John H. Moore, FSA, MAAA, EA, FCA Chair, Pension Committee American Academy of Actuaries

1850 M Street NW

Suite 300

Washington, DC 20036

Telephone 202 223 8196

Facsimile 202 872 1948

www.actuary.org


HR 2748 Example Assumptions a. Tax rate b. Age c. Annuity premium per $1 of annual payment Annuity purchased in 401(k) / IRA d. Lump sum in 401(k) e. Annuity (fully taxable) = d. / c. f. After-tax (current) = e. x (1 - a.) Exclusion from tax (proposed) g. = lesser of 25% of e. or $5,000 After-tax proposed h. = g. + (e. - g.) x (1 - a.) i. Increase in after-tax annuity = h. - f. Increase as a percentage of gross annuity j. = i. / e. Annuity purchased with after-tax dollars k. After-tax Lump Sum l. Annuity (partially taxable) = k. / c. m. IRS life expectancy n. Exclusion ratio = k. / (l. x m.) o. Exclusion (current) = l. x n. After-tax (current) p. = o. + (l. - o.) x (1 - a.) Additional exclusion (proposed) q. = lesser of 50% of (l. - o.) or $10,000 After-tax (proposed) r. = o. + q. + (l. - o. - q.) x (1 - a.) s. Increase in after-tax annuity = r. - p. Increase as a percentage of gross annuity t. = s. / l.

$

$

$

35% 65 12.00 $

200,000 16,667 10,833

$

35% 65 12.00 $

400,000 33,333 21,667

$

35% 65 12.00

600,000 50,000 32,500

4,167

5,000

5,000

12,292 1,458

23,417 1,750

34,250 1,750

8.8%

5.3%

200,000 $ 16,667 20.0 60.00% 10,000

400,000 $ 33,333 20.0 60.00% 20,000

3.5%

600,000 50,000 20.0 60.00% 30,000

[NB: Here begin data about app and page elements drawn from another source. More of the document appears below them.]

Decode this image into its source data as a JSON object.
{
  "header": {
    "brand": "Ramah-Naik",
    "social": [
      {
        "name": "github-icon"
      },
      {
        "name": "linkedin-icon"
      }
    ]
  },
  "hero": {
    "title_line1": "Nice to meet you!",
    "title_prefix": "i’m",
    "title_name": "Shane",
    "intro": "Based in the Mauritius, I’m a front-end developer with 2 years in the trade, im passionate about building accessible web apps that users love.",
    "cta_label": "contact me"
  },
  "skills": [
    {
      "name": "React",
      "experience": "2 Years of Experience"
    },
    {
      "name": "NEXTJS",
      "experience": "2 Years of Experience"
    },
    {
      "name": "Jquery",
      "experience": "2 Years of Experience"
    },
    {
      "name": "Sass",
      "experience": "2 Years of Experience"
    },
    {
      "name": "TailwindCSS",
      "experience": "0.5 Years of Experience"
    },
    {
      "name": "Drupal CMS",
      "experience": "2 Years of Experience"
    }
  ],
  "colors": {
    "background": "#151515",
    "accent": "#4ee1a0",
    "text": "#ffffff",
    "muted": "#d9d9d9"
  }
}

14,333

28,667

43,000

3,333

6,667

10,000

15,500 1,167

31,000 2,333

46,500 3,500

7.0%

7.0%

7.0%


hr2748_nov09.4